Joe Morgan, my friend, my brother, died Monday. My heart is broken as another person who taught me through actions how to be a good and honest person has died.

His death is yet another body blow as the horrid year claims so many I’ve covered and admired in baseball, such as Tom Seaver, Lou Brock, Bob Gibson, Al Kaline, Whitey Ford and now Joe.

Sizewise, most of his teammates may have towered above him, but Little Joe was a giant. Simply put, he was the best second baseman of all time. More important, though, he was a good man.

Joe was a fierce, larger-than-life advocate for a game that often did not deserve his passion and dedication to its betterment. He stood with pride when winning trophies and World Series, but stood out even more when championing what was right.

He was an astute businessman and never had the desire to manage or run a baseball team, yet his name was tossed about as a potential manager by teams that never even bothered to call. The move angered Joe because there was no intent behind it other than to give the appearance of considering an African American for the job.

While managing may not have been his goal, he didn’t let it stop him from being an advocate for others who desired that path. He never stopped fighting for others.

Joe had three teams for which he was most proud: The Big Red Machine of Cincinnati, his fellow Hall of Fame inductees and his family of African American brothers-in-arms within the game. And he was the captain of each and every one of his beloved teams, an unstoppable leader whose mere presence commanded respect and led all to coalesce around him.

“He loved baseball and cared about the game so much,” Hall of Fame great Billy Williams said Monday, his voice choking back the tears. “That’s why he was on the board of the Hall of Fame for all these years. He just loved our game and wanted it to do right by everyone.”

Joe certainly did right by me, simply by respecting me as a journalist and letting it be known to teammates across the board that any sign of disrespect would never be tolerated.

After authoring an amazing Hall of Fame career, Joe remained my go-to guy for bouncing off ideas and breaking down issues that impacted the game, the world, our lives and civic responsibilities. He had a way of framing things that made me look at opinions past my own nose, which was important when I became a columnist. When we landed on the same team at ESPN, he became one of my closest, dearest friends.

Just as he had given me insights into the world that existed when locker room doors closed, so too did he do so when boardroom doors closed.

A proud Black man, Joe fought for social justice within baseball and beyond before it became a catchphrase. He loved the game but was never afraid to call out hypocrisy wherever he saw it. He knew the devastation that empty talk of inclusion caused; he watched his amazing generation of African American players turned away as soon as their on-field hits and pitches were no longer needed.
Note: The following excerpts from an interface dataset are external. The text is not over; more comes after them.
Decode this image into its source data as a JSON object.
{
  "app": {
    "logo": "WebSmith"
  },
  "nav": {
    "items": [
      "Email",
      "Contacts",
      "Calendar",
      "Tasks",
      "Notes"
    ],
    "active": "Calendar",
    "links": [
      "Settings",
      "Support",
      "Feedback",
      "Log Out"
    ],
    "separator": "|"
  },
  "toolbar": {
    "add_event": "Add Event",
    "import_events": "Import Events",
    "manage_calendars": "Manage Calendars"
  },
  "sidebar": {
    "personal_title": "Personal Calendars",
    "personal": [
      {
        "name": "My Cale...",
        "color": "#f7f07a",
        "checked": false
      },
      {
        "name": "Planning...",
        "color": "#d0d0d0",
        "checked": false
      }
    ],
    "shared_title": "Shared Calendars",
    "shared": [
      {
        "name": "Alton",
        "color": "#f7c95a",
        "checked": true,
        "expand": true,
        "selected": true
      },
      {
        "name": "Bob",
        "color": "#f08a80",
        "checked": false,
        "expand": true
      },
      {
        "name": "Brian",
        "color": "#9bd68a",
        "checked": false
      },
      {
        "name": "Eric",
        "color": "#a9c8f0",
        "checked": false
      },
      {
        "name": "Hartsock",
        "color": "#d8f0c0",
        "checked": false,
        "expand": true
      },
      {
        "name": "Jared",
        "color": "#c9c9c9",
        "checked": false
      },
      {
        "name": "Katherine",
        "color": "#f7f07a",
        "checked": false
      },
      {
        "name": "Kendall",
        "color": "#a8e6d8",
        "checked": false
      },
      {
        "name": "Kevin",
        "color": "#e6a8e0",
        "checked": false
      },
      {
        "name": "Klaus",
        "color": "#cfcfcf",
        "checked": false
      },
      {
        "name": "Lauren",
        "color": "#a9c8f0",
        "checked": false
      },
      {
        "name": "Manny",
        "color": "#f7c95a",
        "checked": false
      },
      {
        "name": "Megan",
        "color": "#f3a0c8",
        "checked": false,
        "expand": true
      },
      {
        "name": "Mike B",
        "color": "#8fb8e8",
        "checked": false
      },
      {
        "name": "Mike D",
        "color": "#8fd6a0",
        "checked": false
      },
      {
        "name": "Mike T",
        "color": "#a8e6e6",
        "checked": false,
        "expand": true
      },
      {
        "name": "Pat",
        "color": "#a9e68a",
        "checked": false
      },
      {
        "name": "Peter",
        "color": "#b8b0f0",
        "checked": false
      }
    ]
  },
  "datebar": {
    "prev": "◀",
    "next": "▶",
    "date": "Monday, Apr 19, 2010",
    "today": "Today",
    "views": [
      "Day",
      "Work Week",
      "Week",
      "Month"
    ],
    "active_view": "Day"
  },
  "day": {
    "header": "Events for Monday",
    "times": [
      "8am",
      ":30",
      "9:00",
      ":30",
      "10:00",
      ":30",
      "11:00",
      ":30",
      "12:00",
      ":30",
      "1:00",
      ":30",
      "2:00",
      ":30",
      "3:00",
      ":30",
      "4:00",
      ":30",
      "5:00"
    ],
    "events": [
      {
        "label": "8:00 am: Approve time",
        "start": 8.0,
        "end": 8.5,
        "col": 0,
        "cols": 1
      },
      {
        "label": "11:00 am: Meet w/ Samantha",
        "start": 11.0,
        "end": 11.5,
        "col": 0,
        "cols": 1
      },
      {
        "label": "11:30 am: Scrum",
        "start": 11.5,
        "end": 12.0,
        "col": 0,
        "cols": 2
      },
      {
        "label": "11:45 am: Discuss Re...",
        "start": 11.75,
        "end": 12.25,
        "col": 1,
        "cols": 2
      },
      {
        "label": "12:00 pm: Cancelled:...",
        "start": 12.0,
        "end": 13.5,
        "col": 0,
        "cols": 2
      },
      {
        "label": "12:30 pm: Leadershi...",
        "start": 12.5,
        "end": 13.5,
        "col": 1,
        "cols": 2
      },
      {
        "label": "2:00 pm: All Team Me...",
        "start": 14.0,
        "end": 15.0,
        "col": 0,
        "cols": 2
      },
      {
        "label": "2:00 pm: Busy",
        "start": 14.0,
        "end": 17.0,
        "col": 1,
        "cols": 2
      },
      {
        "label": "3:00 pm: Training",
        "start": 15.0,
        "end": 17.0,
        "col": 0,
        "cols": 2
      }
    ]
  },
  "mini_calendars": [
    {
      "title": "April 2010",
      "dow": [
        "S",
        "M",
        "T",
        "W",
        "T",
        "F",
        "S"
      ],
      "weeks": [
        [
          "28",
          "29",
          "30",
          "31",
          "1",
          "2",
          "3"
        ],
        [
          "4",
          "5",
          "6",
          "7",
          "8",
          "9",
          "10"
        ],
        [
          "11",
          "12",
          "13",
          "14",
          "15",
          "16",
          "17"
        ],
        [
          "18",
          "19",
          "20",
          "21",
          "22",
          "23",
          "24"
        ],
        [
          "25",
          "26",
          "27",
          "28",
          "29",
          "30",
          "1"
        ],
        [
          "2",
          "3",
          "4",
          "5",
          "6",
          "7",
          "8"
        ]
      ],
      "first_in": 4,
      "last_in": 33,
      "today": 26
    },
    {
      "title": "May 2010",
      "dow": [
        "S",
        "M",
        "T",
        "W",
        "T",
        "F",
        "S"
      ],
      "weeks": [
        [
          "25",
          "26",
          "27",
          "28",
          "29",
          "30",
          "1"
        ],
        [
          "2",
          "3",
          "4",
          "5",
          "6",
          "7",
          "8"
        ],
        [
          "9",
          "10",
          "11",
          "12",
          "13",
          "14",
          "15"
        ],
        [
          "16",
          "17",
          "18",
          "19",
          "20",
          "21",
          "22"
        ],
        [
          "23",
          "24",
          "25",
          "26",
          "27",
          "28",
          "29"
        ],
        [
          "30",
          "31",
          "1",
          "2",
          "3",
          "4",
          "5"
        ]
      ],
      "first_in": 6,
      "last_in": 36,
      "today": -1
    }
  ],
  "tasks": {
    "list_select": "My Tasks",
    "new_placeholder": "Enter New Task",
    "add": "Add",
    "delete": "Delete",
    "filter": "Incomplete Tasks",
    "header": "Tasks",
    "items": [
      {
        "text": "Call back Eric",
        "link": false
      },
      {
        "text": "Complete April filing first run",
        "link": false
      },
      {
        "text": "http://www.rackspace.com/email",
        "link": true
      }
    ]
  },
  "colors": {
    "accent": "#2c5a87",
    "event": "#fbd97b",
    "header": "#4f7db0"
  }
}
His calls for equal hiring for managerial candidates, coaches, front-office personnel never ceased. His disdain for those who broke promises or pretended cooperation with inclusivity was never hidden from the public.

Personally, Joe was always there, to lend an ear, to talk me off the ledge, to remind that you can’t hit if you take your eye off the ball.

“He would fight for what was right,” said Phil Niekro, his Hall of Fame compatriot on the executive board. “He was a fighter. But more, he was such a good man.

“I don’t know how you replace him.”

Phil is so right. He never did stop slashing, hitting, driving the game forward with his sheer will. Not until 2020 took his last breath. Now there is a hole in the universe a thousand times larger than that mighty little big man’s presence on Earth. It can never be filled.

Rest in power, my friend. I will miss you, forever and a day.

Claire Smith is a recipient of The Baseball Writers Association of America’s Career Excellence Award for her contributions to baseball writing as a reporter and columnist. She is a member of the faculty at Klein College of Media and Communication and is the co-director of the Claire Smith Center for Sports Media at Temple University.